Nice Tech With Limitations
If you view this pedal as a stomp box (or 3, which is about how large it is), it's an unbeatable value. As a complete guitar processor it has some shortfalls. It's the usual type of pedal where you have a handful of lists (noise reduction, compression etc.) from each of which you can choose one effect. You then can change the parameters of that effect; there are usually about 3 parameters per effect, which are adjusted with knobs. (Of note, Eq is 6-band -- it's two different lists.) You can easily store the adjustments, and also easily reset to factory specs. Doing the adjustments themselves can be annoying, because you need to press the foot switch buttons with your fingers. Also, the display is only two figure-8 LEDs and two dots, which seems absurd in modern times, and pretty much locks you into keeping the manual around to decipher what it's trying to tell you. Speaking of the manual, it's mostly good but doesn't always make sense, as when it describes one parameter as "sound quality," with a range of 1-10. When do you want low sound quality? A few other parameters are equally mystifying.

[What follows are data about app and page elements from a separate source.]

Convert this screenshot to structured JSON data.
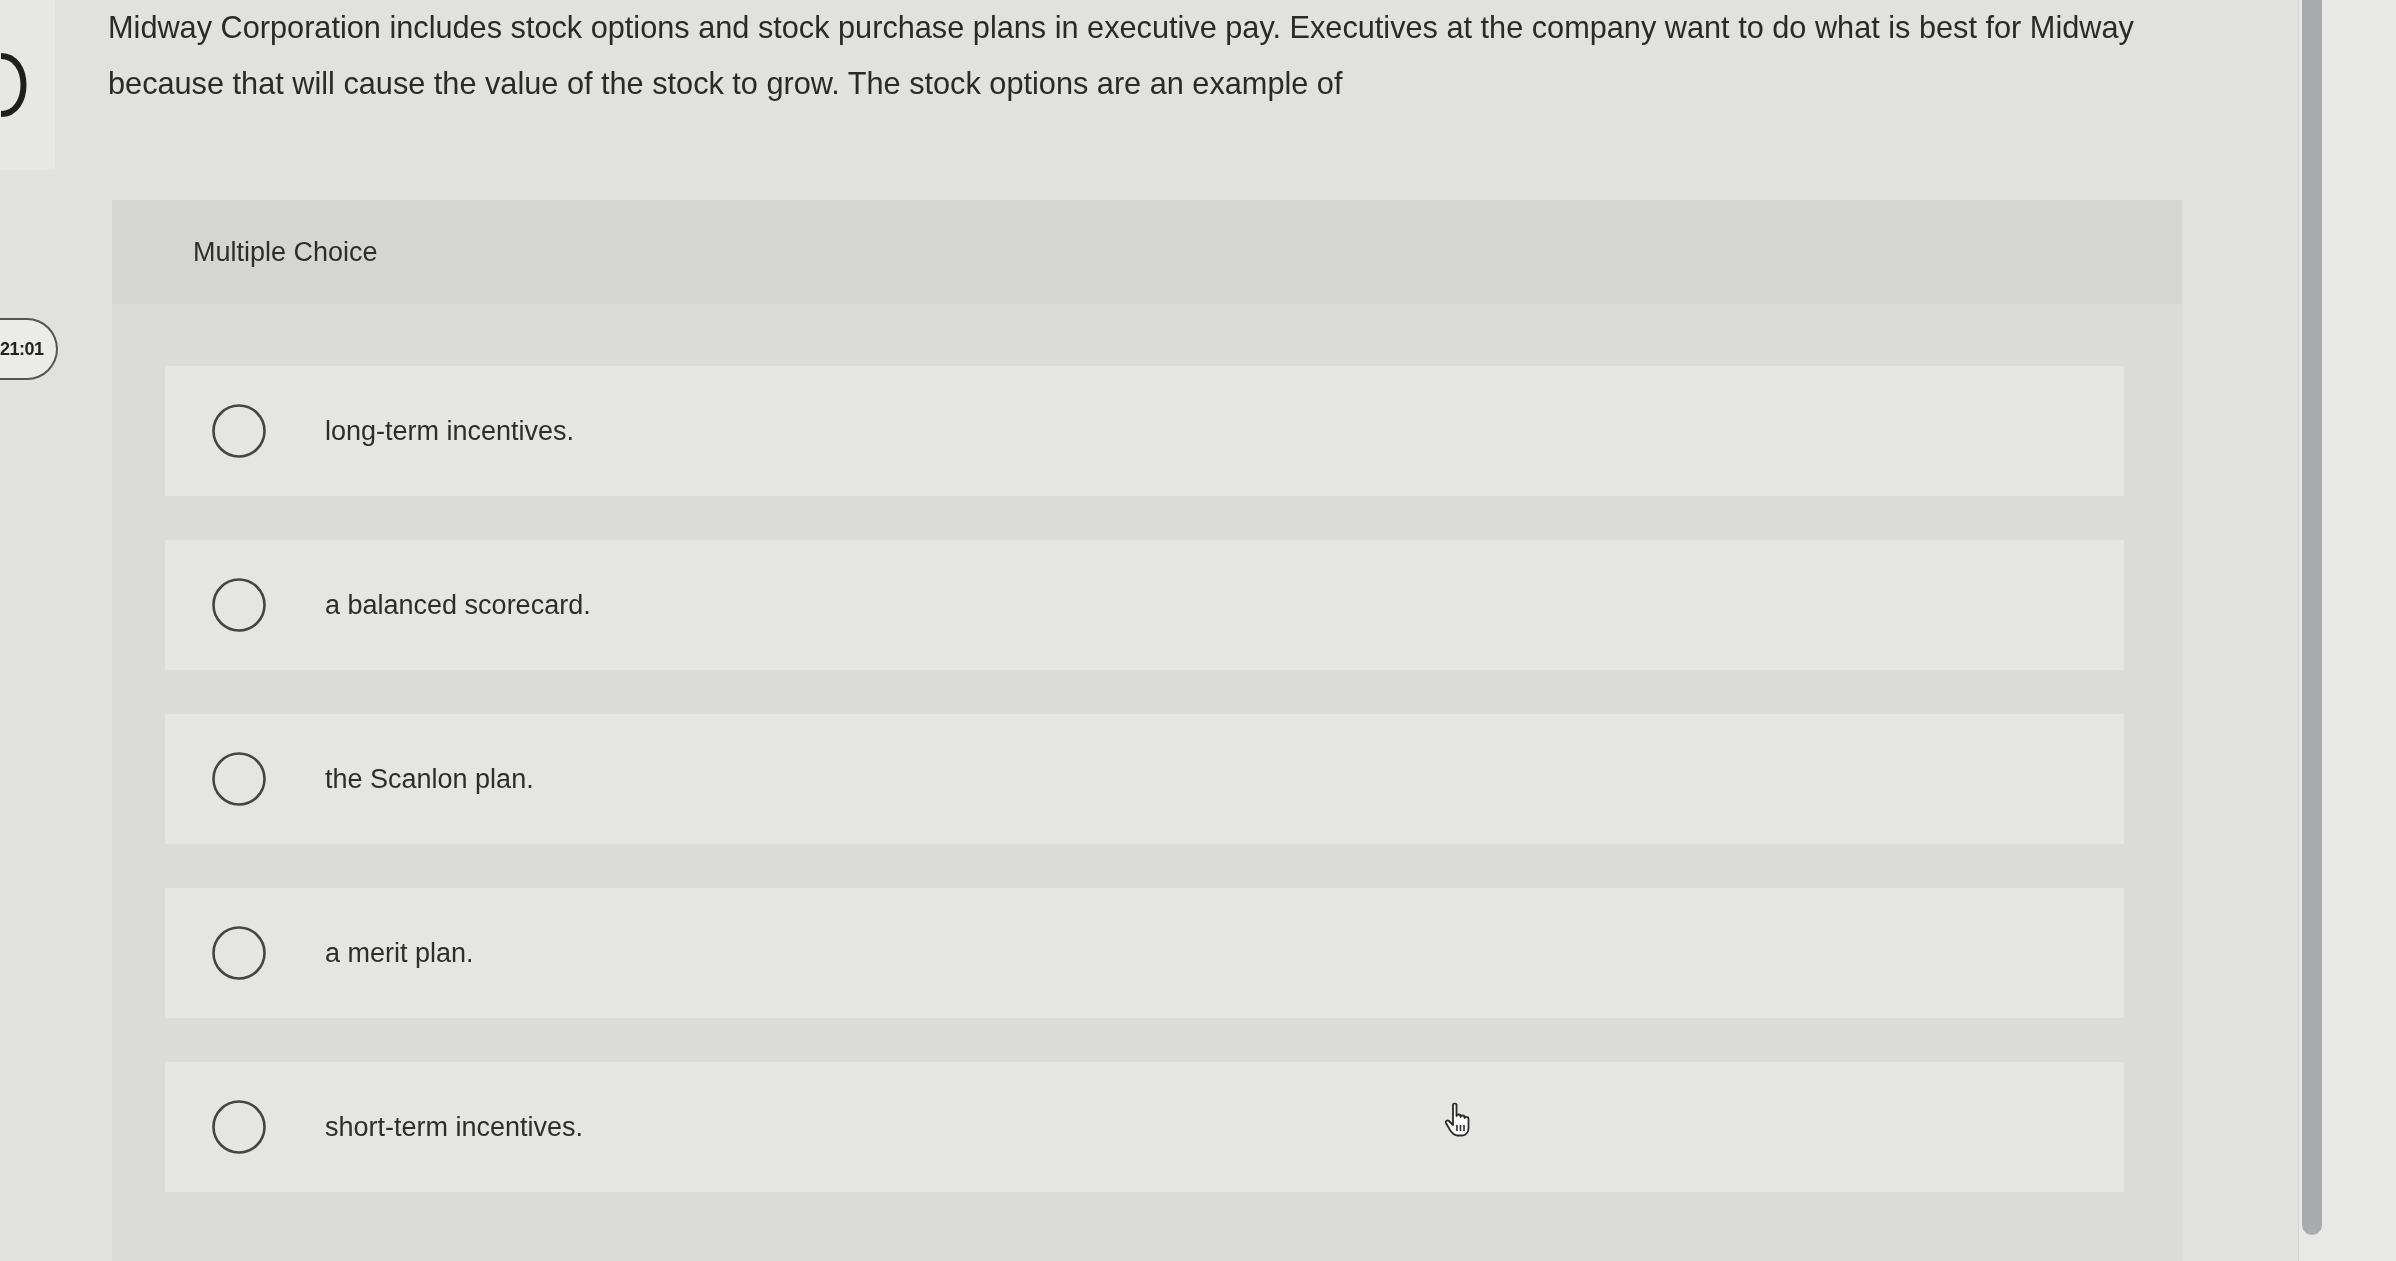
{
  "sidebar": {
    "timer": "21:01"
  },
  "question": {
    "text": "Midway Corporation includes stock options and stock purchase plans in executive pay. Executives at the company want to do what is best for Midway because that will cause the value of the stock to grow. The stock options are an example of"
  },
  "answer_panel": {
    "heading": "Multiple Choice",
    "options": [
      {
        "label": "long-term incentives.",
        "selected": false
      },
      {
        "label": "a balanced scorecard.",
        "selected": false
      },
      {
        "label": "the Scanlon plan.",
        "selected": false
      },
      {
        "label": "a merit plan.",
        "selected": false
      },
      {
        "label": "short-term incentives.",
        "selected": false
      }
    ]
  }
}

There are 20 presets, each in a version for running into an amp (uses extra eq) or a recorder (uses cabinet sim), and 40 user slots. Most of the presets are weak, and seem designed to showcase some particular effect rather than to be useable, though they say they're based on particular albums. (Weird albums, unless you're really into Robert Fripp et al.) This is a strange and disappointing choice. Try the Behringer V-Amp presets, for example, and they'll sound much better. The other problem I have with this machine is that if you turn on the drum machine, the "reverb" section of effects shuts off. (This is remarked on only in fine print.) Obviously this isn't a problem if you're recording, since you're not going to use the drum machine for that (there's no "dry" output) settings can sound a lot different with the reverb suddenly gone, and since the point of practicing with a drum machine for me is to improve my timing, I miss it. Strangely you can have two delays running simultaneously with the drum machine -- just not reverb. (The I/O, by the way, is completely primitive -- 1 TRS in, 1 TRS out, and a 1/4 inch headphone jack.)
One final gripe: the middle ground between clean and totally distorted can be hard to reach.
So what's to like about this machine? A lot. For one thing, the sound is pristine and detailed. (A number of settings do pull forward the hum from a single-coil, though, which I've never heard before.) The sims and effects are mostly excellent. (Reverb's not the greatest.) The machine itself is quiet, switching is quiet and fast. The tuner is good. The drum machine has a lot more variety than most on this kind of device, and is both tappable and settable to BPM. The thing feels solid. It's the kind of thing you dreamed of a stompbox being when you were a kid.
And it's a hundred dollars! Which for something that's this useful as both a practice and recording tool (I don't "gig" much) is very much worth it.